Second Timothy 1:10 says that Jesus “abolished death . . . through the gospel.” Knowing how he did this, according to the gospel, helps us see clearly what “death” is in view here (whether death as ordinarily understood, or else a spiritual kind of death). Hebrews 2 explains: Jesus took the human form of “flesh and blood” so that he might “taste death for everyone,” that “through death he might destroy the one who has the power of death, that is, the devil, and deliver all those who through fear of death were subject to lifelong slavery” (Heb 2:9, 14-15).
Although Christ has already conquered sin and reconciled us to himself, the salvation process culminates in “the redemption of our bodies” (Rom 8:23). “The last enemy to be destroyed is death” (1 Cor 15:26), which will occur with the resurrection of believers, when “Death is swallowed up in victory” (1 Cor 15:54).
Critics of conditionalism sometimes urge that “the biblical definition of death” is a spiritual one. But when we are simply interested in the death that Adam introduced into the world, and that Jesus overcame for us by dying without sin and then rising from the dead, that claim is hard to reconcile with the biblical descriptions.
* * * * * *

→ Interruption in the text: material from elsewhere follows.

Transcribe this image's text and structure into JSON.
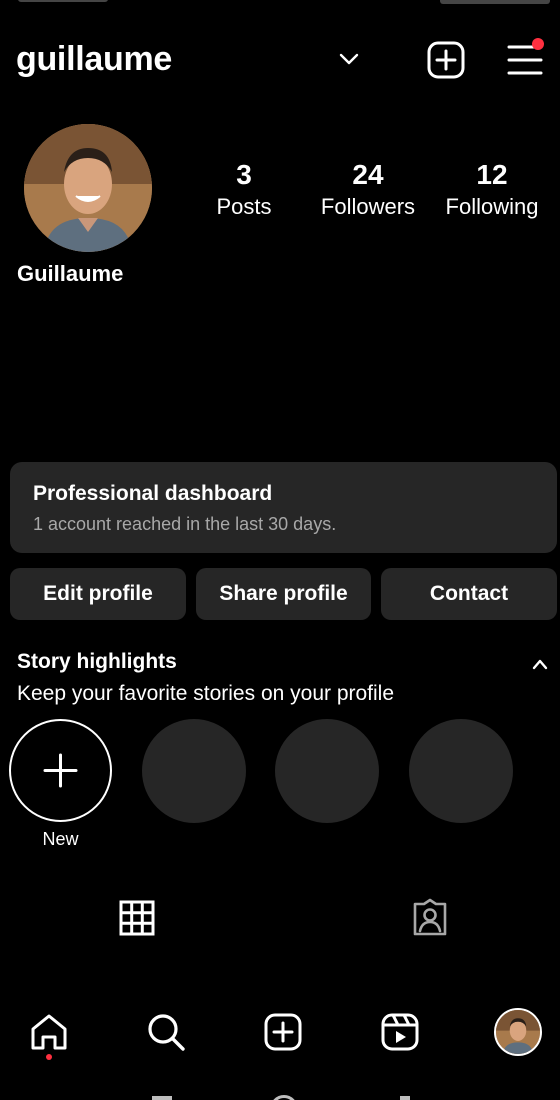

- I do not recommend using the term “physical death” (or “biological death”) unless deemed necessary. If further clarity is needed, I suggest “ordinary death.” The term “physical death” implies an unhelpful dichotomy between physical and spiritual death, and prejudices an interest in mechanisms that might attend death, in terms of things like bodies and souls. But the more obvious way to define death is through its operation upon life, which is, simply, to bring life to an end. Death at any time does this, so we should also be mindful not to think of “the second death” as categorically different from “the first death” (terminology the Bible never uses). It might be complete and permanent (Matt 10;28), unlike ordinary death where resurrection follows, but it is still an end to life. Romans 6:23 simply says “death” for good reason. The universal wages of sin is not first death, second death, physical death or spiritual death. It’s just death, the ending of life. [↩]
- Walter C. Kaiser, Jr., Peter H. Davids, F. F. Bruce, and Manfred T. Baruch, “Hard Sayings of the Bible” (Downers Grove, IL: InterVarsity Press, 1996), p. 92, emphasis in original. [↩]
- See J. W. Etheridge, “The Targums of Onkelos and Jonathan Ben Uzziel on the Pentateuch,” 1862, 1865. [↩]